═════ Information shown ═════

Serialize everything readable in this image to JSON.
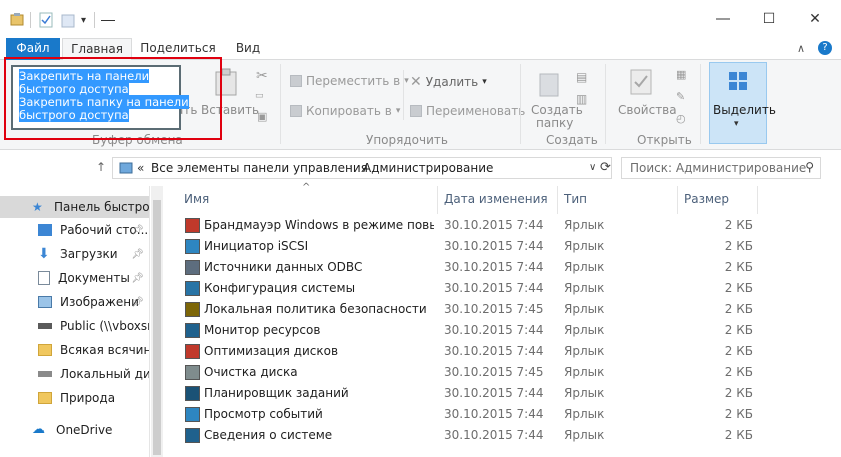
{
  "ribbon_tabs": {
    "file": "Файл",
    "home": "Главная",
    "share": "Поделиться",
    "view": "Вид"
  },
  "tooltip": {
    "lines": [
      "Закрепить на панели",
      "быстрого доступа",
      "Закрепить папку на панели",
      "быстрого доступа"
    ]
  },
  "ribbon": {
    "clipboard": {
      "paste_partial": "ать",
      "paste": "Вставить",
      "group_label": "Буфер обмена"
    },
    "organize": {
      "move_to": "Переместить в",
      "copy_to": "Копировать в",
      "delete": "Удалить",
      "rename": "Переименовать",
      "group_label": "Упорядочить"
    },
    "new": {
      "new_folder_line1": "Создать",
      "new_folder_line2": "папку",
      "group_label": "Создать"
    },
    "open": {
      "properties": "Свойства",
      "group_label": "Открыть"
    },
    "select": {
      "select": "Выделить"
    }
  },
  "address": {
    "chevrons": "«",
    "path": [
      "Все элементы панели управления",
      "Администрирование"
    ],
    "search_placeholder": "Поиск: Администрирование"
  },
  "nav": {
    "items": [
      {
        "label": "Панель быстрого",
        "pinned": false
      },
      {
        "label": "Рабочий сто...",
        "pinned": true
      },
      {
        "label": "Загрузки",
        "pinned": true
      },
      {
        "label": "Документы",
        "pinned": true
      },
      {
        "label": "Изображени",
        "pinned": true
      },
      {
        "label": "Public (\\\\vboxsrv",
        "pinned": false
      },
      {
        "label": "Всякая всячина",
        "pinned": false
      },
      {
        "label": "Локальный дис",
        "pinned": false
      },
      {
        "label": "Природа",
        "pinned": false
      },
      {
        "label": "OneDrive",
        "pinned": false
      }
    ]
  },
  "list": {
    "columns": {
      "name": "Имя",
      "date": "Дата изменения",
      "type": "Тип",
      "size": "Размер"
    },
    "rows": [
      {
        "name": "Брандмауэр Windows в режиме повы...",
        "date": "30.10.2015 7:44",
        "type": "Ярлык",
        "size": "2 КБ"
      },
      {
        "name": "Инициатор iSCSI",
        "date": "30.10.2015 7:44",
        "type": "Ярлык",
        "size": "2 КБ"
      },
      {
        "name": "Источники данных ODBC",
        "date": "30.10.2015 7:44",
        "type": "Ярлык",
        "size": "2 КБ"
      },
      {
        "name": "Конфигурация системы",
        "date": "30.10.2015 7:44",
        "type": "Ярлык",
        "size": "2 КБ"
      },
      {
        "name": "Локальная политика безопасности",
        "date": "30.10.2015 7:45",
        "type": "Ярлык",
        "size": "2 КБ"
      },
      {
        "name": "Монитор ресурсов",
        "date": "30.10.2015 7:44",
        "type": "Ярлык",
        "size": "2 КБ"
      },
      {
        "name": "Оптимизация дисков",
        "date": "30.10.2015 7:44",
        "type": "Ярлык",
        "size": "2 КБ"
      },
      {
        "name": "Очистка диска",
        "date": "30.10.2015 7:45",
        "type": "Ярлык",
        "size": "2 КБ"
      },
      {
        "name": "Планировщик заданий",
        "date": "30.10.2015 7:44",
        "type": "Ярлык",
        "size": "2 КБ"
      },
      {
        "name": "Просмотр событий",
        "date": "30.10.2015 7:44",
        "type": "Ярлык",
        "size": "2 КБ"
      },
      {
        "name": "Сведения о системе",
        "date": "30.10.2015 7:44",
        "type": "Ярлык",
        "size": "2 КБ"
      }
    ]
  },
  "colors": {
    "file_tab": "#1979ca",
    "selection": "#3399ff",
    "highlight_border": "#e0000f"
  }
}
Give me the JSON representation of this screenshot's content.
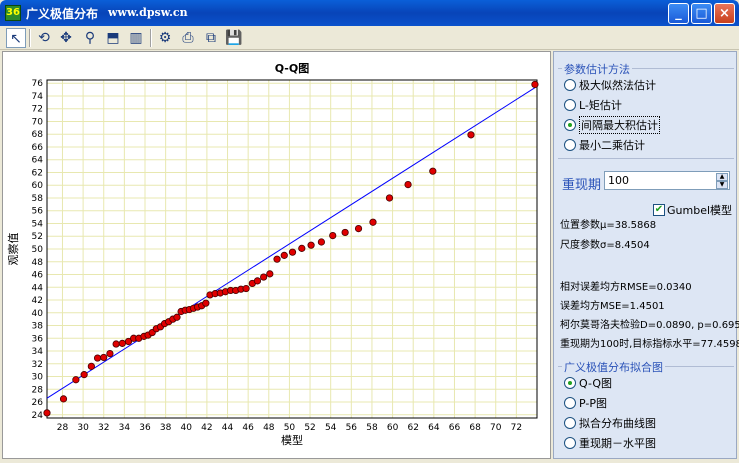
{
  "window": {
    "icon_text": "36",
    "title": "广义极值分布",
    "url": "www.dpsw.cn"
  },
  "titlebar_buttons": {
    "minimize": "_",
    "maximize": "□",
    "close": "×"
  },
  "toolbar": [
    {
      "name": "pointer-tool",
      "glyph": "↖"
    },
    {
      "name": "rotate-tool",
      "glyph": "⟲"
    },
    {
      "name": "move-tool",
      "glyph": "✥"
    },
    {
      "name": "zoom-tool",
      "glyph": "⚲"
    },
    {
      "name": "export-tool",
      "glyph": "⬒"
    },
    {
      "name": "chart-tool",
      "glyph": "▥"
    },
    {
      "name": "settings-tool",
      "glyph": "⚙"
    },
    {
      "name": "print-tool",
      "glyph": "⎙"
    },
    {
      "name": "copy-tool",
      "glyph": "⧉"
    },
    {
      "name": "save-tool",
      "glyph": "💾"
    }
  ],
  "panel": {
    "method_title": "参数估计方法",
    "methods": [
      {
        "label": "极大似然法估计",
        "selected": false
      },
      {
        "label": "L-矩估计",
        "selected": false
      },
      {
        "label": "间隔最大积估计",
        "selected": true
      },
      {
        "label": "最小二乘估计",
        "selected": false
      }
    ],
    "return_period_label": "重现期",
    "return_period_value": "100",
    "gumbel_label": "Gumbel模型",
    "gumbel_checked": true,
    "location_param": "位置参数μ=38.5868",
    "scale_param": "尺度参数σ=8.4504",
    "rmse_rel": "相对误差均方RMSE=0.0340",
    "mse": "误差均方MSE=1.4501",
    "ks_test": "柯尔莫哥洛夫检验D=0.0890, p=0.6954",
    "return_level": "重现期为100时,目标指标水平=77.4598",
    "plot_title": "广义极值分布拟合图",
    "plots": [
      {
        "label": "Q-Q图",
        "selected": true
      },
      {
        "label": "P-P图",
        "selected": false
      },
      {
        "label": "拟合分布曲线图",
        "selected": false
      },
      {
        "label": "重现期－水平图",
        "selected": false
      }
    ]
  },
  "colors": {
    "point": "#e00000",
    "line": "#0000ff",
    "grid": "#e8e8b0"
  },
  "chart_data": {
    "type": "scatter",
    "title": "Q-Q图",
    "xlabel": "模型",
    "ylabel": "观察值",
    "xlim": [
      26.5,
      74
    ],
    "ylim": [
      23.5,
      76.5
    ],
    "xticks": [
      28,
      30,
      32,
      34,
      36,
      38,
      40,
      42,
      44,
      46,
      48,
      50,
      52,
      54,
      56,
      58,
      60,
      62,
      64,
      66,
      68,
      70,
      72
    ],
    "yticks": [
      24,
      26,
      28,
      30,
      32,
      34,
      36,
      38,
      40,
      42,
      44,
      46,
      48,
      50,
      52,
      54,
      56,
      58,
      60,
      62,
      64,
      66,
      68,
      70,
      72,
      74,
      76
    ],
    "grid": true,
    "reference_line": {
      "x": [
        26.5,
        73.8
      ],
      "y": [
        26.6,
        75.3
      ]
    },
    "points": [
      [
        26.5,
        24.3
      ],
      [
        28.1,
        26.5
      ],
      [
        29.3,
        29.5
      ],
      [
        30.1,
        30.3
      ],
      [
        30.8,
        31.6
      ],
      [
        31.4,
        32.9
      ],
      [
        32.0,
        33.0
      ],
      [
        32.6,
        33.6
      ],
      [
        33.2,
        35.1
      ],
      [
        33.8,
        35.2
      ],
      [
        34.4,
        35.5
      ],
      [
        34.9,
        36.0
      ],
      [
        35.4,
        36.0
      ],
      [
        35.9,
        36.3
      ],
      [
        36.3,
        36.5
      ],
      [
        36.7,
        36.9
      ],
      [
        37.1,
        37.5
      ],
      [
        37.5,
        37.8
      ],
      [
        37.9,
        38.3
      ],
      [
        38.3,
        38.6
      ],
      [
        38.7,
        39.0
      ],
      [
        39.1,
        39.3
      ],
      [
        39.5,
        40.2
      ],
      [
        39.9,
        40.4
      ],
      [
        40.3,
        40.5
      ],
      [
        40.7,
        40.7
      ],
      [
        41.1,
        40.9
      ],
      [
        41.5,
        41.1
      ],
      [
        41.9,
        41.5
      ],
      [
        42.3,
        42.8
      ],
      [
        42.8,
        43.0
      ],
      [
        43.3,
        43.1
      ],
      [
        43.8,
        43.3
      ],
      [
        44.3,
        43.5
      ],
      [
        44.8,
        43.5
      ],
      [
        45.3,
        43.7
      ],
      [
        45.8,
        43.8
      ],
      [
        46.4,
        44.6
      ],
      [
        46.9,
        45.0
      ],
      [
        47.5,
        45.6
      ],
      [
        48.1,
        46.1
      ],
      [
        48.8,
        48.4
      ],
      [
        49.5,
        49.0
      ],
      [
        50.3,
        49.5
      ],
      [
        51.2,
        50.1
      ],
      [
        52.1,
        50.6
      ],
      [
        53.1,
        51.1
      ],
      [
        54.2,
        52.1
      ],
      [
        55.4,
        52.6
      ],
      [
        56.7,
        53.2
      ],
      [
        58.1,
        54.2
      ],
      [
        59.7,
        58.0
      ],
      [
        61.5,
        60.1
      ],
      [
        63.9,
        62.2
      ],
      [
        67.6,
        67.9
      ],
      [
        73.8,
        75.8
      ]
    ]
  }
}
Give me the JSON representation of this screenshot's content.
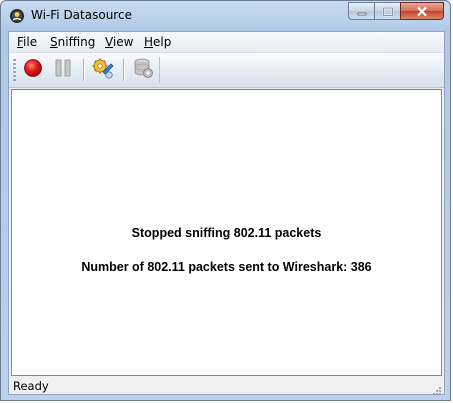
{
  "window": {
    "title": "Wi-Fi Datasource",
    "app_icon": "wifi-datasource-app-icon",
    "caption_buttons": [
      "minimize",
      "maximize",
      "close"
    ]
  },
  "menubar": {
    "items": [
      {
        "label": "File",
        "mnemonic": "F"
      },
      {
        "label": "Sniffing",
        "mnemonic": "S"
      },
      {
        "label": "View",
        "mnemonic": "V"
      },
      {
        "label": "Help",
        "mnemonic": "H"
      }
    ]
  },
  "toolbar": {
    "buttons": [
      {
        "icon": "record-icon",
        "color": "#e11c1c",
        "enabled": true
      },
      {
        "icon": "pause-icon",
        "color": "#a0a0a0",
        "enabled": false
      },
      {
        "icon": "settings-icon",
        "color": "#e0b020",
        "enabled": true
      },
      {
        "icon": "datasource-icon",
        "color": "#a8a8a8",
        "enabled": false
      }
    ]
  },
  "main": {
    "status_line": "Stopped sniffing 802.11 packets",
    "count_line": "Number of 802.11 packets sent to Wireshark: 386"
  },
  "statusbar": {
    "text": "Ready"
  }
}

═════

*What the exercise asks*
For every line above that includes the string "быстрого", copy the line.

*Exercise answer*
      "быстрого доступа",
      "быстрого доступа"
        "label": "Панель быстрого",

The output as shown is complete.